    • Routine CT scan and MRI: They reveal changes in the thalamus part of the brain structure. These tests are not as effective as others in diagnosing fatal insomnia, but they help in ruling out other disease possibilities.
    • Polysomnography: This is called sleep study. It is a test indicated to check the abnormalities in the sleep pattern.
    • Genetic testing: Molecular genetic testing detects an abnormal variant in the PNRP gene, but such testing facilities are available only in a few specialized laboratories.

    Is There A Cure For Fatal Familial Insomnia?


    Fatal familial insomnia is incurable. The treatment focuses primarily on the symptoms. Certain symptoms like muscle spasms and sleeplessness can be treated with appropriate medications. Amphotericin B is also being tested in clinical trials for its efficacy in treating symptoms. However, further research is yet to be conducted to discover a potential cure for this disease. 

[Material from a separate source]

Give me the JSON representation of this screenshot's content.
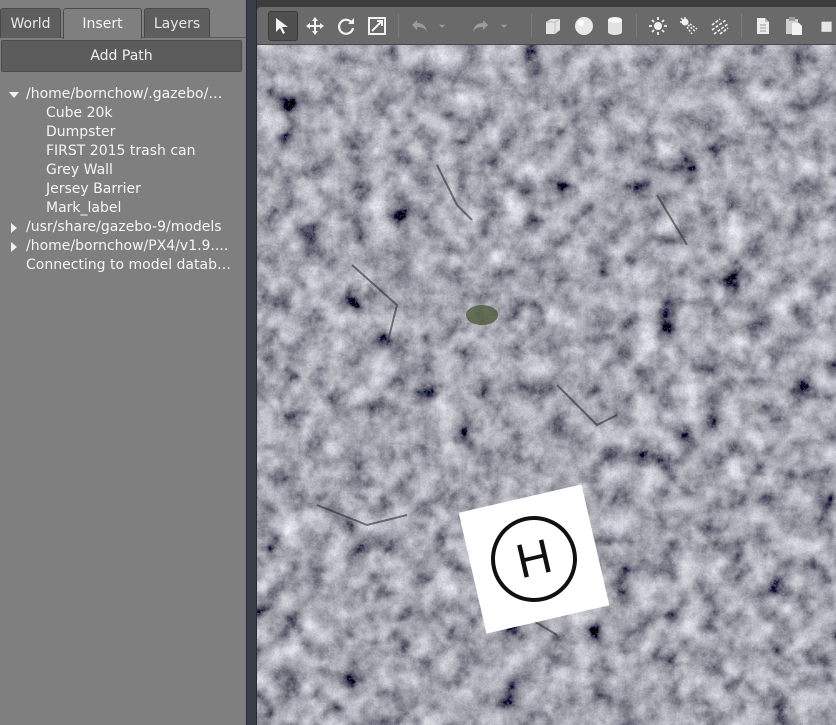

    The treatment approach requires collaboration of physicians from various health disciplines such as neurology, pain management and so on. The initial approach to treatment will be discontinuing medications that have the tendency to cause sleep or memory disturbances. Your healthcare provider will suggest a healthy diet plan to gain nutrients through food. If you have swallowing difficulties, you might need to use a feeding tube.

    Some Approaches That Help:


    Psychosocial therapy is intended for patients and caretakers to cope with this condition. Speaking with a therapist about fatal insomnia diagnosis can help patients and family members deal with the emotions related to the disease. 


    Medications like gamma hydroxybutyrate, antipsychotics and sedatives help improve sleep duration. Vitamin and melatonin supplements improve wellness in fatal insomnia. Discuss with your physician before taking these medicines for your insomnia.


    Written by
    BhairaviContent Writer
    AboutPharm D
    Tags :fatal insomniagenetic insomniasleeplessnessfamilial insomniasleep disorders